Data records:
....

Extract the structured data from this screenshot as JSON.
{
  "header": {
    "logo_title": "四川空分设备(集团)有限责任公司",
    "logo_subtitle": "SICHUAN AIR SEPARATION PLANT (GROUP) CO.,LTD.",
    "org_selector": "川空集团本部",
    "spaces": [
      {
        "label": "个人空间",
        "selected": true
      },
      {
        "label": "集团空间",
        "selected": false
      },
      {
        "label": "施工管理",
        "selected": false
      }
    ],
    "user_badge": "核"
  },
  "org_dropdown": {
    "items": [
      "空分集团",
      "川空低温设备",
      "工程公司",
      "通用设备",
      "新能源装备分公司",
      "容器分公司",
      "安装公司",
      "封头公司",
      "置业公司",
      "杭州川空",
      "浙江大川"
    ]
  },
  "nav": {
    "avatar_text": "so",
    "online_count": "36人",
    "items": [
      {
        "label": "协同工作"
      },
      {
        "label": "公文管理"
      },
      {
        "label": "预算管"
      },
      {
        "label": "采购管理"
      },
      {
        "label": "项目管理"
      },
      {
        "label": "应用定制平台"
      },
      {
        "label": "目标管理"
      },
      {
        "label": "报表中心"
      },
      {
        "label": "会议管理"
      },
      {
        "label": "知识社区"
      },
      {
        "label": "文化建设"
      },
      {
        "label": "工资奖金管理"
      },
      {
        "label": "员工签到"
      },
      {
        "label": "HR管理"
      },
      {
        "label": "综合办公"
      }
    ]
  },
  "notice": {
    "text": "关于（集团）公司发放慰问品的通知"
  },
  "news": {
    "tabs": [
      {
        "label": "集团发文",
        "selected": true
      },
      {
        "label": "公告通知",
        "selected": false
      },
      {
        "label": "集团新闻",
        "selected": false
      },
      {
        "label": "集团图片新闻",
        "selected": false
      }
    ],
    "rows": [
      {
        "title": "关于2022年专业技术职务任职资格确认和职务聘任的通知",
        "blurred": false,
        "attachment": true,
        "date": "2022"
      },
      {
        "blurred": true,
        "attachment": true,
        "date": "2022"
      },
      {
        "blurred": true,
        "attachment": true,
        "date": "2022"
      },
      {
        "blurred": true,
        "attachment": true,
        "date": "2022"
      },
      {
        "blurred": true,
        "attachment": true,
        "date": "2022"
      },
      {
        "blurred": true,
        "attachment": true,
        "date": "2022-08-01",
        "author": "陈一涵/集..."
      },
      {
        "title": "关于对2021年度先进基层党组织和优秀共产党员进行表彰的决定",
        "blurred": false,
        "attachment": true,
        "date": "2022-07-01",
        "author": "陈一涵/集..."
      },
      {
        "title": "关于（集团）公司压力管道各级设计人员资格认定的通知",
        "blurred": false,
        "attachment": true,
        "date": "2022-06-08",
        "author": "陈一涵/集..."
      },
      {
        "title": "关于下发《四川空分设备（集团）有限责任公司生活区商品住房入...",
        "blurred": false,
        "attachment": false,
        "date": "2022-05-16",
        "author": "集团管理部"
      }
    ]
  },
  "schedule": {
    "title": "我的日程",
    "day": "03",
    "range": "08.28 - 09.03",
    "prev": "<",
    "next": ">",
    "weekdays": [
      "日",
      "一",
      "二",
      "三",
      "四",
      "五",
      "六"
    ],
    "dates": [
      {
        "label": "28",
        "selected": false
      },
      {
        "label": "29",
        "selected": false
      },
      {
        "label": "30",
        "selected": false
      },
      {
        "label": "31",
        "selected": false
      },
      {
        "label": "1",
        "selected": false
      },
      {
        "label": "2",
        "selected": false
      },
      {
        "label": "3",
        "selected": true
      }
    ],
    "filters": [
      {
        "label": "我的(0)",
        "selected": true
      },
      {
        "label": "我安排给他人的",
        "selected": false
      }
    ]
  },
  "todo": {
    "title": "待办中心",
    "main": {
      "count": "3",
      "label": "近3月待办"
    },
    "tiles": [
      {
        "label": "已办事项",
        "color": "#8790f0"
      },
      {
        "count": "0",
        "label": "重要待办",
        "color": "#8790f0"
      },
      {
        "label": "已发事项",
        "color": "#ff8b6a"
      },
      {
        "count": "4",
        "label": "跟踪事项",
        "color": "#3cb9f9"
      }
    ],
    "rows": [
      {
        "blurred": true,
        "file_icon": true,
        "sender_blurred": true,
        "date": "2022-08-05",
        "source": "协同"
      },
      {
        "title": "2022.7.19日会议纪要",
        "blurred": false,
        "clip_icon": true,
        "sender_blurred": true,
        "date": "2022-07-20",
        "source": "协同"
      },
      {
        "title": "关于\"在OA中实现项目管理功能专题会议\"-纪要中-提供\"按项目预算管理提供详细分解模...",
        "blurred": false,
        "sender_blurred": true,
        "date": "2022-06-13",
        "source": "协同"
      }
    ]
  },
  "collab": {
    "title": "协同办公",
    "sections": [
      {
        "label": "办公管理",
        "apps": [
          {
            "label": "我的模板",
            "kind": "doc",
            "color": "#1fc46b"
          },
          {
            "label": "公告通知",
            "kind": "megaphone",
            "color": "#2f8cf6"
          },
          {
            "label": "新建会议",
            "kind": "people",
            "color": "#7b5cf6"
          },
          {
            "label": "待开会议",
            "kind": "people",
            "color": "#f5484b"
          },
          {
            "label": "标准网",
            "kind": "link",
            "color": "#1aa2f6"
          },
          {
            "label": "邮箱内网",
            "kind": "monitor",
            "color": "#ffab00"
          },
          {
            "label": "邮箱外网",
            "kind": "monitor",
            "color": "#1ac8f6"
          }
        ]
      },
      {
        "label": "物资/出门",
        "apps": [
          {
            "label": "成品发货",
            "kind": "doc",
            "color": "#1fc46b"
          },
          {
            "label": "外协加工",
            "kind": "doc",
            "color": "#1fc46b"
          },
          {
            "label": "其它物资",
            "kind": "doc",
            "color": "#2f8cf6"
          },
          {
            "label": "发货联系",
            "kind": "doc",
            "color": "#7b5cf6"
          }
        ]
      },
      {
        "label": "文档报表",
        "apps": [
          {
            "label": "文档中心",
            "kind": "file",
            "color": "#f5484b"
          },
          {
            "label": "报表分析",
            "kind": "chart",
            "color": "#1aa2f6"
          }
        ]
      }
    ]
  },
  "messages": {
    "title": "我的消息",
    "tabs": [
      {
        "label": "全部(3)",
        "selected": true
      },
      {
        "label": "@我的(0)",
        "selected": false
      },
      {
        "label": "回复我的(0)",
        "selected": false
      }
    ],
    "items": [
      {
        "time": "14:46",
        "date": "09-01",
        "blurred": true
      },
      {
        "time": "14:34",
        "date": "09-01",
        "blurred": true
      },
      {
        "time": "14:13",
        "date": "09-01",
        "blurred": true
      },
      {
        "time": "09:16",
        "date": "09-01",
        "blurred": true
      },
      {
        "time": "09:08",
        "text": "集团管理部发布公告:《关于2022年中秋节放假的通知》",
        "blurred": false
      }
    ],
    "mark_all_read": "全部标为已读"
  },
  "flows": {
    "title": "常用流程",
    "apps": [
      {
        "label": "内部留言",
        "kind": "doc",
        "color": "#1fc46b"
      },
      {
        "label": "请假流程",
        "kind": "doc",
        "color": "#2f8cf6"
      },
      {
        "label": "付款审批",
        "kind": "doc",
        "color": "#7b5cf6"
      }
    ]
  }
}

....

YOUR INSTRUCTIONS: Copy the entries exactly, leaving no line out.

WRITTEN ANSWER:
Extract the structured data from this screenshot as JSON.
{
  "header": {
    "logo_title": "四川空分设备(集团)有限责任公司",
    "logo_subtitle": "SICHUAN AIR SEPARATION PLANT (GROUP) CO.,LTD.",
    "org_selector": "川空集团本部",
    "spaces": [
      {
        "label": "个人空间",
        "selected": true
      },
      {
        "label": "集团空间",
        "selected": false
      },
      {
        "label": "施工管理",
        "selected": false
      }
    ],
    "user_badge": "核"
  },
  "org_dropdown": {
    "items": [
      "空分集团",
      "川空低温设备",
      "工程公司",
      "通用设备",
      "新能源装备分公司",
      "容器分公司",
      "安装公司",
      "封头公司",
      "置业公司",
      "杭州川空",
      "浙江大川"
    ]
  },
  "nav": {
    "avatar_text": "so",
    "online_count": "36人",
    "items": [
      {
        "label": "协同工作"
      },
      {
        "label": "公文管理"
      },
      {
        "label": "预算管"
      },
      {
        "label": "采购管理"
      },
      {
        "label": "项目管理"
      },
      {
        "label": "应用定制平台"
      },
      {
        "label": "目标管理"
      },
      {
        "label": "报表中心"
      },
      {
        "label": "会议管理"
      },
      {
        "label": "知识社区"
      },
      {
        "label": "文化建设"
      },
      {
        "label": "工资奖金管理"
      },
      {
        "label": "员工签到"
      },
      {
        "label": "HR管理"
      },
      {
        "label": "综合办公"
      }
    ]
  },
  "notice": {
    "text": "关于（集团）公司发放慰问品的通知"
  },
  "news": {
    "tabs": [
      {
        "label": "集团发文",
        "selected": true
      },
      {
        "label": "公告通知",
        "selected": false
      },
      {
        "label": "集团新闻",
        "selected": false
      },
      {
        "label": "集团图片新闻",
        "selected": false
      }
    ],
    "rows": [
      {
        "title": "关于2022年专业技术职务任职资格确认和职务聘任的通知",
        "blurred": false,
        "attachment": true,
        "date": "2022"
      },
      {
        "blurred": true,
        "attachment": true,
        "date": "2022"
      },
      {
        "blurred": true,
        "attachment": true,
        "date": "2022"
      },
      {
        "blurred": true,
        "attachment": true,
        "date": "2022"
      },
      {
        "blurred": true,
        "attachment": true,
        "date": "2022"
      },
      {
        "blurred": true,
        "attachment": true,
        "date": "2022-08-01",
        "author": "陈一涵/集..."
      },
      {
        "title": "关于对2021年度先进基层党组织和优秀共产党员进行表彰的决定",
        "blurred": false,
        "attachment": true,
        "date": "2022-07-01",
        "author": "陈一涵/集..."
      },
      {
        "title": "关于（集团）公司压力管道各级设计人员资格认定的通知",
        "blurred": false,
        "attachment": true,
        "date": "2022-06-08",
        "author": "陈一涵/集..."
      },
      {
        "title": "关于下发《四川空分设备（集团）有限责任公司生活区商品住房入...",
        "blurred": false,
        "attachment": false,
        "date": "2022-05-16",
        "author": "集团管理部"
      }
    ]
  },
  "schedule": {
    "title": "我的日程",
    "day": "03",
    "range": "08.28 - 09.03",
    "prev": "<",
    "next": ">",
    "weekdays": [
      "日",
      "一",
      "二",
      "三",
      "四",
      "五",
      "六"
    ],
    "dates": [
      {
        "label": "28",
        "selected": false
      },
      {
        "label": "29",
        "selected": false
      },
      {
        "label": "30",
        "selected": false
      },
      {
        "label": "31",
        "selected": false
      },
      {
        "label": "1",
        "selected": false
      },
      {
        "label": "2",
        "selected": false
      },
      {
        "label": "3",
        "selected": true
      }
    ],
    "filters": [
      {
        "label": "我的(0)",
        "selected": true
      },
      {
        "label": "我安排给他人的",
        "selected": false
      }
    ]
  },
  "todo": {
    "title": "待办中心",
    "main": {
      "count": "3",
      "label": "近3月待办"
    },
    "tiles": [
      {
        "label": "已办事项",
        "color": "#8790f0"
      },
      {
        "count": "0",
        "label": "重要待办",
        "color": "#8790f0"
      },
      {
        "label": "已发事项",
        "color": "#ff8b6a"
      },
      {
        "count": "4",
        "label": "跟踪事项",
        "color": "#3cb9f9"
      }
    ],
    "rows": [
      {
        "blurred": true,
        "file_icon": true,
        "sender_blurred": true,
        "date": "2022-08-05",
        "source": "协同"
      },
      {
        "title": "2022.7.19日会议纪要",
        "blurred": false,
        "clip_icon": true,
        "sender_blurred": true,
        "date": "2022-07-20",
        "source": "协同"
      },
      {
        "title": "关于\"在OA中实现项目管理功能专题会议\"-纪要中-提供\"按项目预算管理提供详细分解模...",
        "blurred": false,
        "sender_blurred": true,
        "date": "2022-06-13",
        "source": "协同"
      }
    ]
  },
  "collab": {
    "title": "协同办公",
    "sections": [
      {
        "label": "办公管理",
        "apps": [
          {
            "label": "我的模板",
            "kind": "doc",
            "color": "#1fc46b"
          },
          {
            "label": "公告通知",
            "kind": "megaphone",
            "color": "#2f8cf6"
          },
          {
            "label": "新建会议",
            "kind": "people",
            "color": "#7b5cf6"
          },
          {
            "label": "待开会议",
            "kind": "people",
            "color": "#f5484b"
          },
          {
            "label": "标准网",
            "kind": "link",
            "color": "#1aa2f6"
          },
          {
            "label": "邮箱内网",
            "kind": "monitor",
            "color": "#ffab00"
          },
          {
            "label": "邮箱外网",
            "kind": "monitor",
            "color": "#1ac8f6"
          }
        ]
      },
      {
        "label": "物资/出门",
        "apps": [
          {
            "label": "成品发货",
            "kind": "doc",
            "color": "#1fc46b"
          },
          {
            "label": "外协加工",
            "kind": "doc",
            "color": "#1fc46b"
          },
          {
            "label": "其它物资",
            "kind": "doc",
            "color": "#2f8cf6"
          },
          {
            "label": "发货联系",
            "kind": "doc",
            "color": "#7b5cf6"
          }
        ]
      },
      {
        "label": "文档报表",
        "apps": [
          {
            "label": "文档中心",
            "kind": "file",
            "color": "#f5484b"
          },
          {
            "label": "报表分析",
            "kind": "chart",
            "color": "#1aa2f6"
          }
        ]
      }
    ]
  },
  "messages": {
    "title": "我的消息",
    "tabs": [
      {
        "label": "全部(3)",
        "selected": true
      },
      {
        "label": "@我的(0)",
        "selected": false
      },
      {
        "label": "回复我的(0)",
        "selected": false
      }
    ],
    "items": [
      {
        "time": "14:46",
        "date": "09-01",
        "blurred": true
      },
      {
        "time": "14:34",
        "date": "09-01",
        "blurred": true
      },
      {
        "time": "14:13",
        "date": "09-01",
        "blurred": true
      },
      {
        "time": "09:16",
        "date": "09-01",
        "blurred": true
      },
      {
        "time": "09:08",
        "text": "集团管理部发布公告:《关于2022年中秋节放假的通知》",
        "blurred": false
      }
    ],
    "mark_all_read": "全部标为已读"
  },
  "flows": {
    "title": "常用流程",
    "apps": [
      {
        "label": "内部留言",
        "kind": "doc",
        "color": "#1fc46b"
      },
      {
        "label": "请假流程",
        "kind": "doc",
        "color": "#2f8cf6"
      },
      {
        "label": "付款审批",
        "kind": "doc",
        "color": "#7b5cf6"
      }
    ]
  }
}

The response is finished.